The hotel’s official restaurant is Cleaver East (run by Oliver Dunne), though Tomahawk and Roberta’s are still on the go. The space is a beaut, with tall, industrial windows peppered with cleavers, a high ceiling with wood beams and a cool bar in the middle. It’s where an a la carte breakfast is served, but the bigger deal is the bottomless brunch at weekends (served from 11am to 4pm) — think dishes like fried chicken and waffles alongside a generous free pour of bellinis and mimosas (€45).
Downstairs, what was previously the Dollard & Co food hall is now the Giddy Dolphin, remodelled to look like an old pub (another regular feature of Press Up hotels), but in a cavernous space. They’ve kept an outlet for Wowburger and Dollard Pizza in the mix, but otherwise the whole space is taken up by seating. To me, it feels a little forced and tourist-centric, designed to pull in the Temple Bar crowd with loud live music and not much else. 7.5/10

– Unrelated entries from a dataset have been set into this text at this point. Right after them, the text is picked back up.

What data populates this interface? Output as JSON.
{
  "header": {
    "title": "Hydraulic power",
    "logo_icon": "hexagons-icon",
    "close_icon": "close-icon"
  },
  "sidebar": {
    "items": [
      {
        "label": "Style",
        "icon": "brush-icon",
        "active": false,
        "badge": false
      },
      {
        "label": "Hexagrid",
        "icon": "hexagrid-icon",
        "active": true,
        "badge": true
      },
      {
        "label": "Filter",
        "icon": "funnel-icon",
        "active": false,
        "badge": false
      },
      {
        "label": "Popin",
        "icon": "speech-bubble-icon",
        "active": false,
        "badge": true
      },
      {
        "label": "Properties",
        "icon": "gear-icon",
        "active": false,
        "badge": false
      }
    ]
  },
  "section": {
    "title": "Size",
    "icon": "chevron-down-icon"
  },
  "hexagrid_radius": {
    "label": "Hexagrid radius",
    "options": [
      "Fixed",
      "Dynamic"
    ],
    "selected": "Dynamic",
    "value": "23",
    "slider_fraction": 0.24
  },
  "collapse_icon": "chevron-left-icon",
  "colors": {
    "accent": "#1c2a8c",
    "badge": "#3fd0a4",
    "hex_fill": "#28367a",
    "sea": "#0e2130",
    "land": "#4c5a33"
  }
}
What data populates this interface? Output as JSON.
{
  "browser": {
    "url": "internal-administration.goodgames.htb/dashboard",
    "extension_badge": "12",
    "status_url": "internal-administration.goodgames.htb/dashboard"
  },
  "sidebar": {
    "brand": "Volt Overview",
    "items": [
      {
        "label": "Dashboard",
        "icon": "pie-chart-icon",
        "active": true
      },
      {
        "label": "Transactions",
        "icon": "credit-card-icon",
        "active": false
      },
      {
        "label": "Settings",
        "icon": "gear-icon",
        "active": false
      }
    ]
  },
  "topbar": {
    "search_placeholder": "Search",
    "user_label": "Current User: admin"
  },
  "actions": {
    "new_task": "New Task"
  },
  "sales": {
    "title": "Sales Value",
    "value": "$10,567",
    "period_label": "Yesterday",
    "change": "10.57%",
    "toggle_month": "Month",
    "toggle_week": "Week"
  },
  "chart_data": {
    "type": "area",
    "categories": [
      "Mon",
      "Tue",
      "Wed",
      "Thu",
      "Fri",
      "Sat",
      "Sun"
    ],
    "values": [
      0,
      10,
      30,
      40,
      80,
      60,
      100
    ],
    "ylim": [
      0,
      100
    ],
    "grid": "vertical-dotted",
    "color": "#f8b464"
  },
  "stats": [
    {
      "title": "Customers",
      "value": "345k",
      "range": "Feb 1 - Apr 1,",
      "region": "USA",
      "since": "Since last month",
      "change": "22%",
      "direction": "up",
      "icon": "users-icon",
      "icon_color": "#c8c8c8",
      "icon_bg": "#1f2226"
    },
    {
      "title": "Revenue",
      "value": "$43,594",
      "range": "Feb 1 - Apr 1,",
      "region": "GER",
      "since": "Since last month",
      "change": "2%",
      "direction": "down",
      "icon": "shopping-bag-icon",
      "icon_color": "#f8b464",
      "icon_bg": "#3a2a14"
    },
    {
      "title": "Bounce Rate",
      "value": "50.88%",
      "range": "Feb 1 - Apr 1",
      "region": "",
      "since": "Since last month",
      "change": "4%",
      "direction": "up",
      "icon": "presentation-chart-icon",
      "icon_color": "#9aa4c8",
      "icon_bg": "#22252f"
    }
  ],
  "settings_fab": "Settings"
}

The bottom line
The Press Up group divides opinion, but this is where they’re at their best — taking over a beautiful and neglected building, and turning it into something stellar.
In comparison to some other four-star hotels in the city, The Clarence sits comfortably at the same par of properties like The Morgan and The Alex, but punches well above its weight when it comes to the aesthetics. When the final rooms are finished, I think it will be up there as one of the top hotels in the city centre, striking the perfect balance between character and style.
If you’re a light sleeper, book a room overlooking the courtyard. There’s still plenty of light, but none of the street noise.
The Workman’s Club (theworkmansclub.com) is right next door, a handy spot for gigs — throw in a slice of pizza from the Dollard hatch, open until 4am from Thurs-Sun.
Just over the road you’ll find the Oxfam Bookshop (oxfamireland.org), which is a great place to pick up some cheap second-hand paperbacks.
Rooms from €150 for two, or €200 for a deluxe double. Nicola was a guest of The Clarence. theclarence.ie